WHAT YOU SHOULD DO: Nothing may differ between your reply and the listing that follows.
----
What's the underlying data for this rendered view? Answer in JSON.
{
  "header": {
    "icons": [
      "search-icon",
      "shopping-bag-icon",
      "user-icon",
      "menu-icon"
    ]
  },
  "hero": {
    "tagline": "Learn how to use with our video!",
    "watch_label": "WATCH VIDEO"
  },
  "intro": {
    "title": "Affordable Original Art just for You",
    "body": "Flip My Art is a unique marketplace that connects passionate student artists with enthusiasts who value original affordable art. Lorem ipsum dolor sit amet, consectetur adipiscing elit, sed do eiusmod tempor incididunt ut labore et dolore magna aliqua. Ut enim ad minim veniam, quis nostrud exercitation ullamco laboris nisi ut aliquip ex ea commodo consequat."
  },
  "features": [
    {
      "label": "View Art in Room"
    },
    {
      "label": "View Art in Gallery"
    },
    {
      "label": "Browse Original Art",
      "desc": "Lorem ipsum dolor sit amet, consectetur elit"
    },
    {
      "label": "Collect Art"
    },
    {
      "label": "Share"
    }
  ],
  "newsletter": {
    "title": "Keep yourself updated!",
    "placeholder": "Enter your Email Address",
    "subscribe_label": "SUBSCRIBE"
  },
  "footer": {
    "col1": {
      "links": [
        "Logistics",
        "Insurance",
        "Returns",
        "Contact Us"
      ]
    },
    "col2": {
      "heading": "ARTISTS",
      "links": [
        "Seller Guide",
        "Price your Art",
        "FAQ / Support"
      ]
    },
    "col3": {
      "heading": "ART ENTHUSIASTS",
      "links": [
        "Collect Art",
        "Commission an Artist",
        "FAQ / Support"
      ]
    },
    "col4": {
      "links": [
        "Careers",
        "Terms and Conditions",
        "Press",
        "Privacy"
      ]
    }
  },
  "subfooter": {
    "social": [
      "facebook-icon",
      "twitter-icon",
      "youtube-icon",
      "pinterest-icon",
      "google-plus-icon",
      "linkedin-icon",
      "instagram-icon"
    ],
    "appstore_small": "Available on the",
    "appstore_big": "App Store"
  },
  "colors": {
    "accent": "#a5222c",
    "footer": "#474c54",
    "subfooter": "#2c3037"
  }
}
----
FINISHED EXERCISE:
What's the underlying data for this rendered view? Answer in JSON.
{
  "header": {
    "icons": [
      "search-icon",
      "shopping-bag-icon",
      "user-icon",
      "menu-icon"
    ]
  },
  "hero": {
    "tagline": "Learn how to use with our video!",
    "watch_label": "WATCH VIDEO"
  },
  "intro": {
    "title": "Affordable Original Art just for You",
    "body": "Flip My Art is a unique marketplace that connects passionate student artists with enthusiasts who value original affordable art. Lorem ipsum dolor sit amet, consectetur adipiscing elit, sed do eiusmod tempor incididunt ut labore et dolore magna aliqua. Ut enim ad minim veniam, quis nostrud exercitation ullamco laboris nisi ut aliquip ex ea commodo consequat."
  },
  "features": [
    {
      "label": "View Art in Room"
    },
    {
      "label": "View Art in Gallery"
    },
    {
      "label": "Browse Original Art",
      "desc": "Lorem ipsum dolor sit amet, consectetur elit"
    },
    {
      "label": "Collect Art"
    },
    {
      "label": "Share"
    }
  ],
  "newsletter": {
    "title": "Keep yourself updated!",
    "placeholder": "Enter your Email Address",
    "subscribe_label": "SUBSCRIBE"
  },
  "footer": {
    "col1": {
      "links": [
        "Logistics",
        "Insurance",
        "Returns",
        "Contact Us"
      ]
    },
    "col2": {
      "heading": "ARTISTS",
      "links": [
        "Seller Guide",
        "Price your Art",
        "FAQ / Support"
      ]
    },
    "col3": {
      "heading": "ART ENTHUSIASTS",
      "links": [
        "Collect Art",
        "Commission an Artist",
        "FAQ / Support"
      ]
    },
    "col4": {
      "links": [
        "Careers",
        "Terms and Conditions",
        "Press",
        "Privacy"
      ]
    }
  },
  "subfooter": {
    "social": [
      "facebook-icon",
      "twitter-icon",
      "youtube-icon",
      "pinterest-icon",
      "google-plus-icon",
      "linkedin-icon",
      "instagram-icon"
    ],
    "appstore_small": "Available on the",
    "appstore_big": "App Store"
  },
  "colors": {
    "accent": "#a5222c",
    "footer": "#474c54",
    "subfooter": "#2c3037"
  }
}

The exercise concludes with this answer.